▶ _Records drawn from a dataset_
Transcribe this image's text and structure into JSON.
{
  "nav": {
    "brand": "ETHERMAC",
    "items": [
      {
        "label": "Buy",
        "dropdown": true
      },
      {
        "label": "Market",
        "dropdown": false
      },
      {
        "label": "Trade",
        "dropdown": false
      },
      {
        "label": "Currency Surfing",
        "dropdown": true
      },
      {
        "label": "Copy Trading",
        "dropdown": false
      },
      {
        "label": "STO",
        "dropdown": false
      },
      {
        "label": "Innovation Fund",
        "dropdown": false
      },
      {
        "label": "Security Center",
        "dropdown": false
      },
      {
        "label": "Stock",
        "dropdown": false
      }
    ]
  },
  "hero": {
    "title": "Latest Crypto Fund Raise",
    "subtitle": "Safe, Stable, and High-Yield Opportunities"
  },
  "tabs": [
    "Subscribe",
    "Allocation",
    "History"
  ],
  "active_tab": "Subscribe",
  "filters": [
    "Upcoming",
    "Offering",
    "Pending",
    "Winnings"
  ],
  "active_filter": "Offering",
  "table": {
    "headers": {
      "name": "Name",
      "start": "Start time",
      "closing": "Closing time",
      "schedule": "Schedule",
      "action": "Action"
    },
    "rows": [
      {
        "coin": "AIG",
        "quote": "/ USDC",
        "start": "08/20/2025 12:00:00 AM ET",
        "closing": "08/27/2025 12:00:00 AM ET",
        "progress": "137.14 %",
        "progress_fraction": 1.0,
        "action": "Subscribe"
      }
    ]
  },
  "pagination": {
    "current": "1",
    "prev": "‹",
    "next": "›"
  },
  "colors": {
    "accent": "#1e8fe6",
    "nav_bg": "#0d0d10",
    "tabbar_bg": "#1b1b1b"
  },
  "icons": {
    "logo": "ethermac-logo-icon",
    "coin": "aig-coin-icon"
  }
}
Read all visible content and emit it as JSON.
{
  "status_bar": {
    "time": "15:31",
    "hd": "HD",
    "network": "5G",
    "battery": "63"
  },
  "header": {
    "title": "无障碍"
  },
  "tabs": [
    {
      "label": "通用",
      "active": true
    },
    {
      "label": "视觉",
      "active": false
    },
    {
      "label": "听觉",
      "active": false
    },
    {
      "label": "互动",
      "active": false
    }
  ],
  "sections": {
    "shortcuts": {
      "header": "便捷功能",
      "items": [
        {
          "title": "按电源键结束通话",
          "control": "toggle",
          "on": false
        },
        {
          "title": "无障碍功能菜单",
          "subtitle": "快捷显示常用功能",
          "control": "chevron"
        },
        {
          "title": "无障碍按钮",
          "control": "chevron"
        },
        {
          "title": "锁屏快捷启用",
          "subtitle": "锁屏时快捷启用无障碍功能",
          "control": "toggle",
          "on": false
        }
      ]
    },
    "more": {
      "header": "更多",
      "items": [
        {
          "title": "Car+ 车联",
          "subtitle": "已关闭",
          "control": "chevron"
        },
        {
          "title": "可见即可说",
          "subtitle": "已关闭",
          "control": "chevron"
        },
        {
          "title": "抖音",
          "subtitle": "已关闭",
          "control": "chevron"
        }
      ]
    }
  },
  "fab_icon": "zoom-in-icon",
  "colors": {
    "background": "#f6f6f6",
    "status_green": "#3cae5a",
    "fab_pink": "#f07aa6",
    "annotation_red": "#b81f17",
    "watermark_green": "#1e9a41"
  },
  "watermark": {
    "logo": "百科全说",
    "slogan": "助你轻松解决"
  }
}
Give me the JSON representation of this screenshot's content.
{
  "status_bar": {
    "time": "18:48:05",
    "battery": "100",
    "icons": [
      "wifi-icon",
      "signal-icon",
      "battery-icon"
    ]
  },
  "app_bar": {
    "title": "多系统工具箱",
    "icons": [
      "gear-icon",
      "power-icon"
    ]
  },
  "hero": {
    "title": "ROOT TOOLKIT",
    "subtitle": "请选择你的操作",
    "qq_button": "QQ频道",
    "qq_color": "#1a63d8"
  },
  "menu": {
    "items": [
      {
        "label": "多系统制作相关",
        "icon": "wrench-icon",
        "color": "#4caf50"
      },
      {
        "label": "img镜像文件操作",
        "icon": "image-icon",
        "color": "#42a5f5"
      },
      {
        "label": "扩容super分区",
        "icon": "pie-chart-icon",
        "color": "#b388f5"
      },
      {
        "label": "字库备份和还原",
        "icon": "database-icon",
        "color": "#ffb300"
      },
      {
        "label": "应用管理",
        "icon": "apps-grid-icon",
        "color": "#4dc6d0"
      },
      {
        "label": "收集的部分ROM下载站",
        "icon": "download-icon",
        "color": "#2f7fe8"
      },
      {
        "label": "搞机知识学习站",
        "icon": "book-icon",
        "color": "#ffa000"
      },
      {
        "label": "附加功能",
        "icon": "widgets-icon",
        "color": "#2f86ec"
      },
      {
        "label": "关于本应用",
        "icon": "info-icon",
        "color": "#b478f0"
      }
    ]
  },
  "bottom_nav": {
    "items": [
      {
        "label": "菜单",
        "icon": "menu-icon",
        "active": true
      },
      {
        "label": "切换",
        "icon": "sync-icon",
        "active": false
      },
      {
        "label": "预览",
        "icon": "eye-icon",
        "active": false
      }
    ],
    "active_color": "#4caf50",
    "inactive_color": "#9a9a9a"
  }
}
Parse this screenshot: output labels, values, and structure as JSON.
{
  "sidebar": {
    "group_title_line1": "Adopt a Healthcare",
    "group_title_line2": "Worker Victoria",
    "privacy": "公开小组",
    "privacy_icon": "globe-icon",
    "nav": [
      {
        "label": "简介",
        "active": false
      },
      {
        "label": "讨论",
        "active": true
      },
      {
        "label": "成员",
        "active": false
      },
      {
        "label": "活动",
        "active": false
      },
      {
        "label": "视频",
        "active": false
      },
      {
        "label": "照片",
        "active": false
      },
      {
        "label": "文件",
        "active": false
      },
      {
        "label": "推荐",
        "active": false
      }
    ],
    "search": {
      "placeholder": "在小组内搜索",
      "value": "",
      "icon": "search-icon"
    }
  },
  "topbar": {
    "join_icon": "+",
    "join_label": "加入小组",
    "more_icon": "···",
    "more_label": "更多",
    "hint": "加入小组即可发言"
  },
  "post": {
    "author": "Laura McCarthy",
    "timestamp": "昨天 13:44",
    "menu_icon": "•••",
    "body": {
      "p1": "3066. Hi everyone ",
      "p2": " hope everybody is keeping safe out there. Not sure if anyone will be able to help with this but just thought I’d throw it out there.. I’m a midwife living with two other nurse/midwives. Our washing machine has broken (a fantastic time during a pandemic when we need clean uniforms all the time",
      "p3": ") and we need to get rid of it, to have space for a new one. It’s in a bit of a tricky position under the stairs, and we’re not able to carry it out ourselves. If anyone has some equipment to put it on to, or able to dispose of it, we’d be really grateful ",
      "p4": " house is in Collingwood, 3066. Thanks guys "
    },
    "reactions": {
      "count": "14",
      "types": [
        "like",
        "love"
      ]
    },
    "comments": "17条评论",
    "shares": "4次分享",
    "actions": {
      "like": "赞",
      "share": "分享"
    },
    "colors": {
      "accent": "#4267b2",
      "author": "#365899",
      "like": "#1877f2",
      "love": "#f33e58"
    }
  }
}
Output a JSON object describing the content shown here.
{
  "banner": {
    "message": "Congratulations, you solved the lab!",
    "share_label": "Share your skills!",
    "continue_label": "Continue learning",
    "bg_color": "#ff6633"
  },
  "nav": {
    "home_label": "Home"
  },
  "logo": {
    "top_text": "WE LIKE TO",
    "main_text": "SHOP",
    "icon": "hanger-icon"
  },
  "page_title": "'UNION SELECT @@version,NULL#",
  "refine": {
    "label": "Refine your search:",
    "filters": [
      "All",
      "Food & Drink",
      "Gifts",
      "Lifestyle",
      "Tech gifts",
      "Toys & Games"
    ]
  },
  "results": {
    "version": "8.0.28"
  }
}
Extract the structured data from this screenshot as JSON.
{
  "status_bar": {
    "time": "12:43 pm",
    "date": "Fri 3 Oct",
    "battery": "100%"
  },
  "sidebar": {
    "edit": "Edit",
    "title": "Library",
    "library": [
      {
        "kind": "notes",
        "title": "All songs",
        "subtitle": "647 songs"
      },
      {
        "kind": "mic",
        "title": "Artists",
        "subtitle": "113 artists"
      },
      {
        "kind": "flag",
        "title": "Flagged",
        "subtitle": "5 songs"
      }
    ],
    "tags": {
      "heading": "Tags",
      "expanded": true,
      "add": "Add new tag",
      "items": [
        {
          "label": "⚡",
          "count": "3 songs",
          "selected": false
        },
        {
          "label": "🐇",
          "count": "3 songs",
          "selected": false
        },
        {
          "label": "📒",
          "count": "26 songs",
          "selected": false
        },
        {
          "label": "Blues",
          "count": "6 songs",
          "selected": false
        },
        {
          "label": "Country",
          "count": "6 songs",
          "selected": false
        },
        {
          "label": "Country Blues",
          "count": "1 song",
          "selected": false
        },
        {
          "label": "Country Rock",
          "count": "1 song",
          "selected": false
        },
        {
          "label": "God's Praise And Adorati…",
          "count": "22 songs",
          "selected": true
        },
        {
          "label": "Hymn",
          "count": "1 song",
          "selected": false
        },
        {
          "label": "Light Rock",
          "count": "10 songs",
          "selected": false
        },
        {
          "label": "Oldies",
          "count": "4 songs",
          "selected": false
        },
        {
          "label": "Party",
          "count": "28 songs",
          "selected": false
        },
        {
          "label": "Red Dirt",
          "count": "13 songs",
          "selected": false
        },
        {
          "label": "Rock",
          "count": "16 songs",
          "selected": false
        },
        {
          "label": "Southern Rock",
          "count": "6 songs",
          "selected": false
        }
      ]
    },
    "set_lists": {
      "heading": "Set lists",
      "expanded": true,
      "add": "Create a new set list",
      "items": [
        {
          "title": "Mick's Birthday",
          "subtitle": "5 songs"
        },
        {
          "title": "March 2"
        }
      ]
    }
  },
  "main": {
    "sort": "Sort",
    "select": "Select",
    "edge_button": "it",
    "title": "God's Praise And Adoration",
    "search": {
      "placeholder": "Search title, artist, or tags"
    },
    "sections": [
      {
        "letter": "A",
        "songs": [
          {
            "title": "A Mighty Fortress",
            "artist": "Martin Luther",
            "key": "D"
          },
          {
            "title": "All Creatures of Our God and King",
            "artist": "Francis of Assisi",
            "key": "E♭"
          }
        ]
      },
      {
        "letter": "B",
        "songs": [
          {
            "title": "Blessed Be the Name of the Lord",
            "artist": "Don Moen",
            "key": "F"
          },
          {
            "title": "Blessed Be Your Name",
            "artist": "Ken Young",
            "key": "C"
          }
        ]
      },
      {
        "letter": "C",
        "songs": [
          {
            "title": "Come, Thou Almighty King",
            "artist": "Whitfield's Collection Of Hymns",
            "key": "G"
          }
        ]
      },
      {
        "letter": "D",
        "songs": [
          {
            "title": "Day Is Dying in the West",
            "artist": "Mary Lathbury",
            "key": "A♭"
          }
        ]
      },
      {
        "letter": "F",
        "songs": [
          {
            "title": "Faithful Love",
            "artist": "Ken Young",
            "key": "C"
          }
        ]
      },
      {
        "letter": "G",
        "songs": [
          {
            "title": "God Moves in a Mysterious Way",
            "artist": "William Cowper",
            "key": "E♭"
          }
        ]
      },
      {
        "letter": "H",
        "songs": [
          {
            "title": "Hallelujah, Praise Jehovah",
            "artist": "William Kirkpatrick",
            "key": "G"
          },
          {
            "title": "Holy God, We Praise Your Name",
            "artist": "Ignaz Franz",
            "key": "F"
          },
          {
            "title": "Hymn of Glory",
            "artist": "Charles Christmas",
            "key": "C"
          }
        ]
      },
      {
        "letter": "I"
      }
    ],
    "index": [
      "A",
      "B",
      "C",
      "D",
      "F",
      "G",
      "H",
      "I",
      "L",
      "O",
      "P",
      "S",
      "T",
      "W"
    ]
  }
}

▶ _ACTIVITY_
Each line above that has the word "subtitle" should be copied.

▶ _ANSWER TO THE EXERCISE_
    "subtitle": "Safe, Stable, and High-Yield Opportunities"
          "subtitle": "快捷显示常用功能",
          "subtitle": "锁屏时快捷启用无障碍功能",
          "subtitle": "已关闭",
          "subtitle": "已关闭",
          "subtitle": "已关闭",
    "subtitle": "请选择你的操作",
        "subtitle": "647 songs"
        "subtitle": "113 artists"
        "subtitle": "5 songs"
          "subtitle": "5 songs"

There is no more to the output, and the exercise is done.